Designers of Agile scaling frameworks like Scaled Agile Framework (SAFe) and Large Scale Scrum often gear them toward a particular end state. The Basecamp approach zeroes in instead on the steps required to achieve an Agile transformation. LeadingAgile, the company behind Basecamp, uses the metaphor of stations that climbers reach on their ascent to a summit. The five basecamps to develop Agile maturity include:
- stabilize the system;
- reduce the batch size;
- decouple dependencies;
- localize investment decisions; and
- invest to learn.
Within each basecamp, teams form expeditions, which are groups of Agile teams that go on the Basecamp journey together. This setup is similar to SAFe's release train.
The mantra for Basecamp adopters is to form teams, build backlogs and measure and control work.
Basecamp pros and cons
LeadingAgile recommends that organizations identify the structural, procedural and cultural barriers to Agile transformation.

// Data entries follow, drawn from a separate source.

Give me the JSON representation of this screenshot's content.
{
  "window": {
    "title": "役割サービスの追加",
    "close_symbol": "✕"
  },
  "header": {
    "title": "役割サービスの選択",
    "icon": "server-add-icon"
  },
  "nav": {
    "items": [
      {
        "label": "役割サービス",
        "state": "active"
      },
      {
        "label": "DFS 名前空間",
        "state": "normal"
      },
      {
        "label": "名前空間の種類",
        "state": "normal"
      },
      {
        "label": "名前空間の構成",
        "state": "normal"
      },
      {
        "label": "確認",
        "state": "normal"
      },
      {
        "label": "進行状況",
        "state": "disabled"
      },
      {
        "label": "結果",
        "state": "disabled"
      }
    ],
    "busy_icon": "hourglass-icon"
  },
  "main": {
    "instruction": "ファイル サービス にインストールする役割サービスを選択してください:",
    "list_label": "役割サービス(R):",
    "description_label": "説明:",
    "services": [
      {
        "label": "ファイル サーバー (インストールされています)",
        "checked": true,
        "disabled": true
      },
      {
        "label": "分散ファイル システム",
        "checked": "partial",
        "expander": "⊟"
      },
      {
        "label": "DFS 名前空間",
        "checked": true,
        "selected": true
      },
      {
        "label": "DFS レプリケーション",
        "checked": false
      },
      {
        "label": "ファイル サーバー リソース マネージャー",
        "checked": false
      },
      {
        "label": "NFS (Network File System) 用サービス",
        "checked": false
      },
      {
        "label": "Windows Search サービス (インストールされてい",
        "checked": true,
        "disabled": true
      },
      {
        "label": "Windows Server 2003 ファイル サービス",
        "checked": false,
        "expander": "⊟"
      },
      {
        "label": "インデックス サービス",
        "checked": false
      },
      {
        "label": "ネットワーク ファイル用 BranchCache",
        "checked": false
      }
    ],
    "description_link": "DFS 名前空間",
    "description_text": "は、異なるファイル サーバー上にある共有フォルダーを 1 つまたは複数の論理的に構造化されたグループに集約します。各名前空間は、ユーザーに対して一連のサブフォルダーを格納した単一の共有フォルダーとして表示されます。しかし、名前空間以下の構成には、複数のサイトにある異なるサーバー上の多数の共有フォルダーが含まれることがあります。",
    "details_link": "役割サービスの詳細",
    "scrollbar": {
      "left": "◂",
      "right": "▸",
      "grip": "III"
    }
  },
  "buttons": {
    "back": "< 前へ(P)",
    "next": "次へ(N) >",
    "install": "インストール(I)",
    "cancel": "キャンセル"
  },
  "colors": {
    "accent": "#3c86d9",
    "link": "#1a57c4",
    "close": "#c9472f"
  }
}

The Basecamp model lays out a clear business value associated with Agile adoption, with ROI and a roadmap to success that the organization can design and chart upfront.

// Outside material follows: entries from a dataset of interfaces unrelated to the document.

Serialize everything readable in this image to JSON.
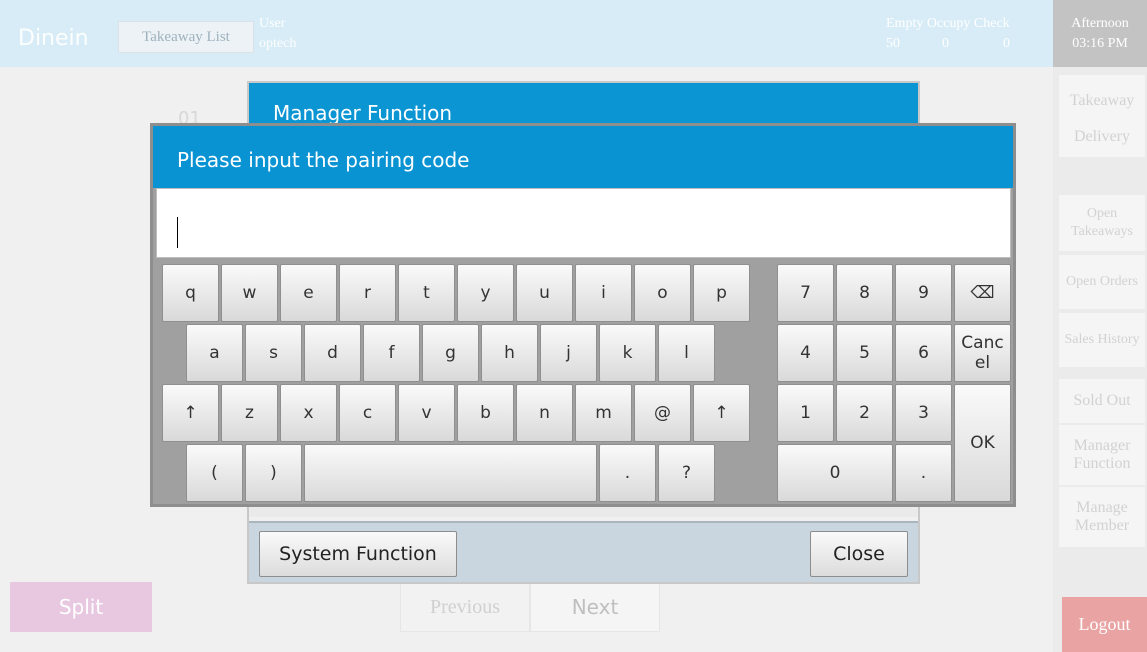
{
  "topbar": {
    "brand": "Dinein",
    "takeaway_list": "Takeaway List",
    "user_label": "User",
    "user_name": "optech",
    "stats": [
      {
        "label": "Empty",
        "value": "50"
      },
      {
        "label": "Occupy",
        "value": "0"
      },
      {
        "label": "Check",
        "value": "0"
      }
    ],
    "period": "Afternoon",
    "time": "03:16 PM"
  },
  "sidebar": {
    "items": [
      "Takeaway",
      "Delivery",
      "Open Takeaways",
      "Open Orders",
      "Sales History",
      "Sold Out",
      "Manager Function",
      "Manage Member"
    ],
    "logout": "Logout"
  },
  "background": {
    "table_number": "01",
    "split": "Split",
    "previous": "Previous",
    "next": "Next"
  },
  "manager_dialog": {
    "title": "Manager Function",
    "system_function": "System Function",
    "close": "Close"
  },
  "pairing_dialog": {
    "title": "Please input the pairing code",
    "input_value": ""
  },
  "keyboard": {
    "row1": [
      "q",
      "w",
      "e",
      "r",
      "t",
      "y",
      "u",
      "i",
      "o",
      "p"
    ],
    "row2": [
      "a",
      "s",
      "d",
      "f",
      "g",
      "h",
      "j",
      "k",
      "l"
    ],
    "row3": [
      "↑",
      "z",
      "x",
      "c",
      "v",
      "b",
      "n",
      "m",
      "@",
      "↑"
    ],
    "row4": [
      "(",
      ")",
      "",
      ".",
      "?"
    ],
    "numpad": [
      "7",
      "8",
      "9",
      "⌫",
      "4",
      "5",
      "6",
      "Canc el",
      "1",
      "2",
      "3",
      "OK",
      "0",
      "."
    ]
  },
  "colors": {
    "header_blue": "#0a93d3",
    "topbar_bg": "#d7ecf7",
    "logout_red": "#eaa3a3",
    "split_pink": "#e8c8e0"
  }
}
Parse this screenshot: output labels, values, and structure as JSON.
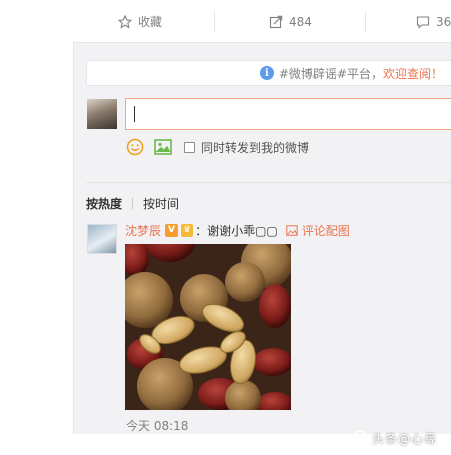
{
  "toolbar": {
    "favorite_label": "收藏",
    "forward_count": "484",
    "comment_count": "36"
  },
  "notice": {
    "prefix": "#微博辟谣#平台，",
    "highlight": "欢迎查阅！"
  },
  "composer": {
    "input_value": "",
    "forward_checkbox_label": "同时转发到我的微博"
  },
  "sort": {
    "hot_label": "按热度",
    "time_label": "按时间"
  },
  "comment": {
    "username": "沈梦辰",
    "text": "：谢谢小乖▢▢",
    "pic_label": "评论配图",
    "time": "今天 08:18"
  },
  "watermark": {
    "text": "头条@心尋"
  },
  "colors": {
    "accent": "#eb7350",
    "info": "#5d9cec",
    "muted": "#808080",
    "panel_bg": "#f2f2f5"
  }
}
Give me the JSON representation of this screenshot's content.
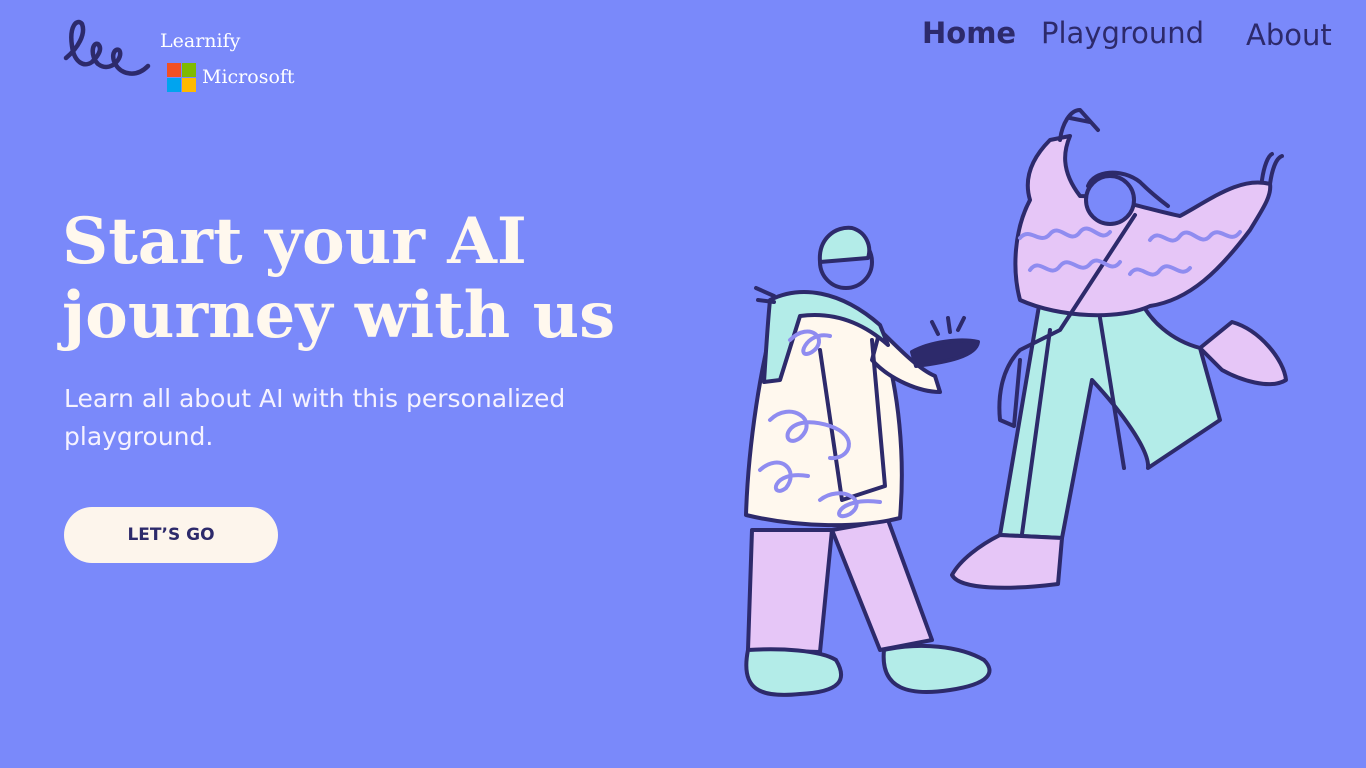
{
  "brand": {
    "name": "Learnify",
    "partner": "Microsoft",
    "logo_icon": "handwritten-lee-logo-icon",
    "partner_icon": "microsoft-logo-icon",
    "partner_colors": [
      "#f25022",
      "#7fba00",
      "#00a4ef",
      "#ffb900"
    ]
  },
  "nav": {
    "items": [
      {
        "label": "Home",
        "active": true
      },
      {
        "label": "Playground",
        "active": false
      },
      {
        "label": "About",
        "active": false
      }
    ]
  },
  "hero": {
    "title": "Start your AI journey with us",
    "subtitle": "Learn all about AI with this personalized playground.",
    "cta_label": "LET’S GO",
    "illustration": "two-people-celebrating-illustration"
  },
  "colors": {
    "background": "#7a89fa",
    "nav_text": "#2d2a6b",
    "title_text": "#fff8ee",
    "button_bg": "#fdf5ec"
  }
}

On the negative side, the Basecamp model doesn't offer much detailed public material to assess the approach. Information is abstract, as opposed to providing specific guidance on tasks, such as how to stabilize a system. There's also a philosophical disconnect between the iterative, continuous concepts in Agile and a roadmap laid out as a Gantt chart.